You'll be sure to find him resting, or a-licking of his thumbs,
Or engaged in doing complicated long division sums.

Macavity, Macavity, there's no one like Macacity,
There never was a Cat of such deceitfulness and suavity.
He always has an alibit, or one or two to spare:
And whatever time the deed took place--MACAVITY WASN'T THERE!
And they say that all the Cats whose wicked deeds are widely known
(I might mention Mungojerrie, I might mention Griddlebone)
Are nothing more than agents for the Cat who all the time
Just controls their operations: the Napoleon of Crime!

 

Mr. Mistoffelees by T. S. Eliot

You ought to know Mr. Mistoffelees!
The Original Conjuring Cat--
(There can be no doubt about that).
Please listen to me and don't scoff. All his
Inventions are off his own bat.
There's no such Cat in the metropolis;
He holds all the patent monopolies
For performing suprising illusions
And creating eccentric confusions.
At prestidigitation
And at legerdemain
He'll defy examination
And deceive you again.
The greatest magicians have something to learn
From Mr. Mistoffelees' Conjuring Turn.
Presto!
Away we go!
And we all say: OH!
Well I never!
Was there ever
A Cat so clever
As Magical Mr. Mistoffelees!
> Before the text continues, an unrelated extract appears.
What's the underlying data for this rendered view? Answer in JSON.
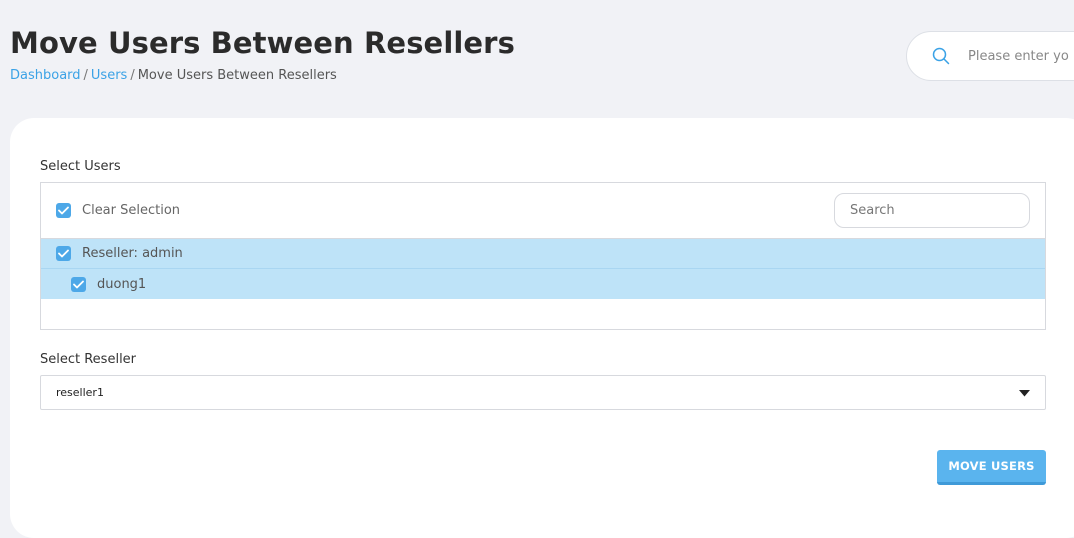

He is quiet and small, he is black
From his ears to the tip of his tail;
He can creep through the tiniest crack,
He can walk on the narrowest rail.
He can pick any card from a pack,
He is equally cunning with dice;
He is always deceiving you into believing
That he's only hunting for mice.
He can play any trick with a cork
Or a spoon and a bit of fish-paste;
If you look for a knife or a fork
And you think it is merely misplaced--
You have seen it one moment, and then it is gawn!
But you'll find it next week lying out on the lawn.

And we all say: OH!
Well I never!
Was there ever
A Cat so clever
As Magical Mr. Mistoffelees!

His manner is vague and aloof,
You would think there was nobody shyer--
But his voice has been heard on the roof
When he was curled up by the fire.
And he's sometimes been heard by the fire
When he was about on the roof--
(At least we all heard that somebody purred)
Which is incontestable proof
Of his singular magical powers:
And I have known the family to call
Him in from the garden for hours,
While he was asleep in the hall.
And not long ago this phenomenal Cat
Produced seven kittens right out of a hat!
And we all said: OH!
Well I never!
Did you ever
Know a Cat so clever
As Magical Mr. Mistoffelees!